__BRIEF__. Using the data below, return all lines in which "screenshot" appears.
· · · · ·
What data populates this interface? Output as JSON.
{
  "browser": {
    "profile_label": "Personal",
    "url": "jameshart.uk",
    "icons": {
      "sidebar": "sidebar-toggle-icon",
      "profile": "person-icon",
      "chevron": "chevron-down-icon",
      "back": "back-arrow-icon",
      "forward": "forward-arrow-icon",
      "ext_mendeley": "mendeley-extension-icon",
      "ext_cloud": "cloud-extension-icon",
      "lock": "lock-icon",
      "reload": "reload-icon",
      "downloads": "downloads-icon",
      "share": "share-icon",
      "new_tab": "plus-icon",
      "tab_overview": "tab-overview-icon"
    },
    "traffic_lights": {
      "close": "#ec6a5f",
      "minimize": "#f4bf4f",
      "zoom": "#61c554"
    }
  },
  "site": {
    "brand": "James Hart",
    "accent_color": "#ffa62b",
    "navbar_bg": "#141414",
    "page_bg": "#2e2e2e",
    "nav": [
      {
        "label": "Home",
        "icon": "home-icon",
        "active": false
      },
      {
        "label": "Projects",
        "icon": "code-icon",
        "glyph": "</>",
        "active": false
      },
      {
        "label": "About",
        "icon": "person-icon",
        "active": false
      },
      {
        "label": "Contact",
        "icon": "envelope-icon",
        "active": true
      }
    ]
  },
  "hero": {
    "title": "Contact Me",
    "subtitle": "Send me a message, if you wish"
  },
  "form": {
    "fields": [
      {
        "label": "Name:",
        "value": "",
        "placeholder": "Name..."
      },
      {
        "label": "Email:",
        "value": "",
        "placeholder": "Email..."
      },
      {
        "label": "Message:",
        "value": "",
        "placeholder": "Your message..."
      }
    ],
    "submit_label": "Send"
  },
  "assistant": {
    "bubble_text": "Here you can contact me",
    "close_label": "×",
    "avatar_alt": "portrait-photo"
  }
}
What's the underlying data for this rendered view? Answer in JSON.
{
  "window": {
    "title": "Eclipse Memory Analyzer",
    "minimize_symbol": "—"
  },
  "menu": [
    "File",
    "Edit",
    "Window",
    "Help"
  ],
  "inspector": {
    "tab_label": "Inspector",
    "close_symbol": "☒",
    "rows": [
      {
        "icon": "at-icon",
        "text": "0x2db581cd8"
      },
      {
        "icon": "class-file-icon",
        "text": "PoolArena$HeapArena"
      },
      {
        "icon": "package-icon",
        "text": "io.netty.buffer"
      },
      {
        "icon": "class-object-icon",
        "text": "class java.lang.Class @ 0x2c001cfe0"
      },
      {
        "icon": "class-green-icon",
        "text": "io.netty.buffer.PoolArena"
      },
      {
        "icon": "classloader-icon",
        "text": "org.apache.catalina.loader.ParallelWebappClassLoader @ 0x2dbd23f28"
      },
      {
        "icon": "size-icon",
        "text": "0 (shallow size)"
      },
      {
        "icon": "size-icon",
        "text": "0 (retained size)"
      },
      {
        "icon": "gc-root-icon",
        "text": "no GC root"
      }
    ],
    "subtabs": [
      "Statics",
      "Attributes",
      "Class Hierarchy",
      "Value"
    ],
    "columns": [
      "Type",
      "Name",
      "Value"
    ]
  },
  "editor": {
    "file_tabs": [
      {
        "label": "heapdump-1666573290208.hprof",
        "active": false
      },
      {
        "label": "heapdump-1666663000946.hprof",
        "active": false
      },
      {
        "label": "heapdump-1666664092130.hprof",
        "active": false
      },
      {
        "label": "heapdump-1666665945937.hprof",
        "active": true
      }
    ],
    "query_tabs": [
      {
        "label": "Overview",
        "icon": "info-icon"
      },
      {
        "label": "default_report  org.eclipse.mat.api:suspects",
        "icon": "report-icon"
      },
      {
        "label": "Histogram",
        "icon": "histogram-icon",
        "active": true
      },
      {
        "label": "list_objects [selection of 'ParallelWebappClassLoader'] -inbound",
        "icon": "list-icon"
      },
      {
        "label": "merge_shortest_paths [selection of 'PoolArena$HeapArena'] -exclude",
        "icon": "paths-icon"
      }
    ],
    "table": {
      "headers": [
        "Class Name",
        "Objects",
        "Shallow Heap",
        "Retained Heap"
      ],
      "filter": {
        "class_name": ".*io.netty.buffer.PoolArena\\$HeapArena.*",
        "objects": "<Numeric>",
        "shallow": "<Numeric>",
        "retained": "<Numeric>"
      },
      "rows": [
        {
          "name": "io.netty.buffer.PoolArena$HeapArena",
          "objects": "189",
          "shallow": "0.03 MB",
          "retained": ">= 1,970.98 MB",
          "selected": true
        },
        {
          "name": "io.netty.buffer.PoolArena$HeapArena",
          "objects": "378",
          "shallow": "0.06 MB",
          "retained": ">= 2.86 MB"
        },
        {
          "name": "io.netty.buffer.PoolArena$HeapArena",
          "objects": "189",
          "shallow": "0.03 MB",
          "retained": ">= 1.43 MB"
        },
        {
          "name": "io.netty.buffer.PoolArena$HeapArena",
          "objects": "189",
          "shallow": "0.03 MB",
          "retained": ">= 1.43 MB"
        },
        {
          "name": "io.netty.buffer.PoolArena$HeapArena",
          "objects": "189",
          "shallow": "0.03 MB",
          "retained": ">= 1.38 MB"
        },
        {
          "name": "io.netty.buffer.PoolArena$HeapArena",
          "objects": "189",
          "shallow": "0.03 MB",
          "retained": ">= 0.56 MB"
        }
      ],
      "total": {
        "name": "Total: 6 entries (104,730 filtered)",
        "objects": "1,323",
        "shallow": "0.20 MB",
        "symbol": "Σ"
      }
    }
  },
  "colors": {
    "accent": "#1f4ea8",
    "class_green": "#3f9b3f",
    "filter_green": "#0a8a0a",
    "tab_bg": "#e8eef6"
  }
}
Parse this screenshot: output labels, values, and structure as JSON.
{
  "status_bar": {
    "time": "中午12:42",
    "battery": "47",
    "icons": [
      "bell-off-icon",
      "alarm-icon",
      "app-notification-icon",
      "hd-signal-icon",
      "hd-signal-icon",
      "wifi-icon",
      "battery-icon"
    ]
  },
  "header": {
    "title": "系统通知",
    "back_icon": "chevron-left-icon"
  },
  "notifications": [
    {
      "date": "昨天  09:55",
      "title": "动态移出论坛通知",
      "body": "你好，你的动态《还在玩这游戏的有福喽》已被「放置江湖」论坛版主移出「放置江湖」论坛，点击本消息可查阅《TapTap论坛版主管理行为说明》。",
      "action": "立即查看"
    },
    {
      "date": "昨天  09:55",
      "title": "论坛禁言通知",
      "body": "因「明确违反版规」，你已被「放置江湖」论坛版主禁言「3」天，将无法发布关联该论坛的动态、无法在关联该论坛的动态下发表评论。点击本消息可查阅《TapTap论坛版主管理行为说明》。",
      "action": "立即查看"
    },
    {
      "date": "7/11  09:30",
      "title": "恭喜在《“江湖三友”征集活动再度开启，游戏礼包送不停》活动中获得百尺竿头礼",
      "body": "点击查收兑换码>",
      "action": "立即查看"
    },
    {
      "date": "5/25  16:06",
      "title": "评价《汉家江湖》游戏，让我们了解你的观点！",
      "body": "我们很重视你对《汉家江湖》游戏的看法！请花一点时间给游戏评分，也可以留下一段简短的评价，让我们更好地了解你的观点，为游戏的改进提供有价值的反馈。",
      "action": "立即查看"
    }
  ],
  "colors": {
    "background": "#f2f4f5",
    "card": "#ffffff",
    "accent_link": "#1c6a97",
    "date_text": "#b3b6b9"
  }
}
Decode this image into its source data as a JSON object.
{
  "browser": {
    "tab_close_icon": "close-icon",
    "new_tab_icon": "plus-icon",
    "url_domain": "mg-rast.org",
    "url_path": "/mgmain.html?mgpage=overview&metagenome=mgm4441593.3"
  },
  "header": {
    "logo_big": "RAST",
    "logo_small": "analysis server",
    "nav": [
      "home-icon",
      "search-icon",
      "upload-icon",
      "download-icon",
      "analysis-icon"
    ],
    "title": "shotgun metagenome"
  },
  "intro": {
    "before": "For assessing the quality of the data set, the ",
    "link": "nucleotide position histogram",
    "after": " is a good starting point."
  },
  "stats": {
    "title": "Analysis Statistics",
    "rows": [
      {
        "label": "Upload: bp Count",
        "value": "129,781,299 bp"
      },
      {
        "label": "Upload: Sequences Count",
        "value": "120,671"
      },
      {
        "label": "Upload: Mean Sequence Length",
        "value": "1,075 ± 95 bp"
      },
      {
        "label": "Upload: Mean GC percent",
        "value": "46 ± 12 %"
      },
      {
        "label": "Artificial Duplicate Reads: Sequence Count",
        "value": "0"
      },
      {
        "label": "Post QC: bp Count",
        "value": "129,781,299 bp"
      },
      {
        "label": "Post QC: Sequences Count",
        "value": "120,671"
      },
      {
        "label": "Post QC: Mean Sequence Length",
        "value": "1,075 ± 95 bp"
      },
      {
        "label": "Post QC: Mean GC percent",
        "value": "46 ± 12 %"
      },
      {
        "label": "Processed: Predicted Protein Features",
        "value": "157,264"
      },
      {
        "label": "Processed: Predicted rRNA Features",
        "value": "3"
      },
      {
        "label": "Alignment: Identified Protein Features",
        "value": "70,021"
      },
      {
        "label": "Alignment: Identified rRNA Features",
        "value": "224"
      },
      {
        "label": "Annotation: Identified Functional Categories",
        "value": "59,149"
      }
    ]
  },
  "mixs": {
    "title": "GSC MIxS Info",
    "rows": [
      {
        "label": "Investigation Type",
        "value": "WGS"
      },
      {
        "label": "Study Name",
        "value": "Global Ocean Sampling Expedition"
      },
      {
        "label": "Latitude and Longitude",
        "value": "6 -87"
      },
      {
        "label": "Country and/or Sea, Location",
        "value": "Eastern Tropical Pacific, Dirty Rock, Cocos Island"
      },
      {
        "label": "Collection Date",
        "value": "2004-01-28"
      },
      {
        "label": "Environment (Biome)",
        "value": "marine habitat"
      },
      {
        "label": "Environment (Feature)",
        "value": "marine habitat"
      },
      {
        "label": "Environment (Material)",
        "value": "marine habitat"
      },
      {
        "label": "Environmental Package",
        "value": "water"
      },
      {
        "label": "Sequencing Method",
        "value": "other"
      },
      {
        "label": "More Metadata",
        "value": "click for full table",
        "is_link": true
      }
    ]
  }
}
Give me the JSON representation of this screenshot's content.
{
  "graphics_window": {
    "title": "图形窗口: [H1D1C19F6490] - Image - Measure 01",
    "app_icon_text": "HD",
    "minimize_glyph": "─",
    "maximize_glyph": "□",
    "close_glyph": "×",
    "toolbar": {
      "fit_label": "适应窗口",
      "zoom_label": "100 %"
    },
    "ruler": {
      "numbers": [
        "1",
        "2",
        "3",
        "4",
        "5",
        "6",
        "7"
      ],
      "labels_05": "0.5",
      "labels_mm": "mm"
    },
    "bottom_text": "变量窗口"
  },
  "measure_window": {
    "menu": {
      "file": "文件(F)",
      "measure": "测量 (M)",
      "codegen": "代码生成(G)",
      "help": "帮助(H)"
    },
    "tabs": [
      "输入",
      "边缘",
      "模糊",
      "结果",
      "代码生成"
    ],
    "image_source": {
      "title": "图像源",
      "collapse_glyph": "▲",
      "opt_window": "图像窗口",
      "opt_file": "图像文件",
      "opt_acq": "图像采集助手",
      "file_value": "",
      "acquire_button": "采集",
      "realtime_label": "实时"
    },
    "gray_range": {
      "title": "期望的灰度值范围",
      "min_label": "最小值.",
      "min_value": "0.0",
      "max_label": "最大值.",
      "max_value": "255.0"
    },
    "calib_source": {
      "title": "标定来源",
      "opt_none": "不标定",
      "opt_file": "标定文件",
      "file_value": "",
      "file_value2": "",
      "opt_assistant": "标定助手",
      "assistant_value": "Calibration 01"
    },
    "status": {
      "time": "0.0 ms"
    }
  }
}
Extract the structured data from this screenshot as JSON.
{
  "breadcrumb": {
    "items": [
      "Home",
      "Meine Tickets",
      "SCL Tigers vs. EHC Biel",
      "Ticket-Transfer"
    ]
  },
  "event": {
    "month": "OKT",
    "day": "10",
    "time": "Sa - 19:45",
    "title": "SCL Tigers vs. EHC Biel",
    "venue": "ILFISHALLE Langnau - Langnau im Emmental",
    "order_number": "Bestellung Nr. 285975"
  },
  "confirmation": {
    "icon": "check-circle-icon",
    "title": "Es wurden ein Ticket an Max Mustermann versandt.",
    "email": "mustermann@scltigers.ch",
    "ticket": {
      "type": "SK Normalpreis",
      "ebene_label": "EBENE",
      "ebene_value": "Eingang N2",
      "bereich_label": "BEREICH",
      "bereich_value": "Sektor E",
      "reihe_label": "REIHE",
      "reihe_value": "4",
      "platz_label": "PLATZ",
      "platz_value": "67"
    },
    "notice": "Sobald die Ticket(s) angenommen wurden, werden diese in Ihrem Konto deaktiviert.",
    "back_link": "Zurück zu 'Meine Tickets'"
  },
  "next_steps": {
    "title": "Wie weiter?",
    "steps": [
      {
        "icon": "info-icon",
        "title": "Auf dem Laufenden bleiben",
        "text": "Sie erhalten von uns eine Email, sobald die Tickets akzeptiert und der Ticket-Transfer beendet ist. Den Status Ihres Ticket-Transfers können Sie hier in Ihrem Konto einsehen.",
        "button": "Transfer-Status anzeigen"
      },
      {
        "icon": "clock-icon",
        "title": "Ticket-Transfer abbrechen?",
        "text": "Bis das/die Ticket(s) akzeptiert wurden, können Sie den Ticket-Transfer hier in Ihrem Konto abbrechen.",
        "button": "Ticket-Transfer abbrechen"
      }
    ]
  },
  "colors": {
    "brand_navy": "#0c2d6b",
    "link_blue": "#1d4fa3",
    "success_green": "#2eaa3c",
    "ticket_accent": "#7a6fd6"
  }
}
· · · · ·
__TASK ANSWER__.
Parse this screenshot: output labels, values, and structure as JSON.
Give me the JSON representation of this screenshot's content.
Extract the structured data from this screenshot as JSON.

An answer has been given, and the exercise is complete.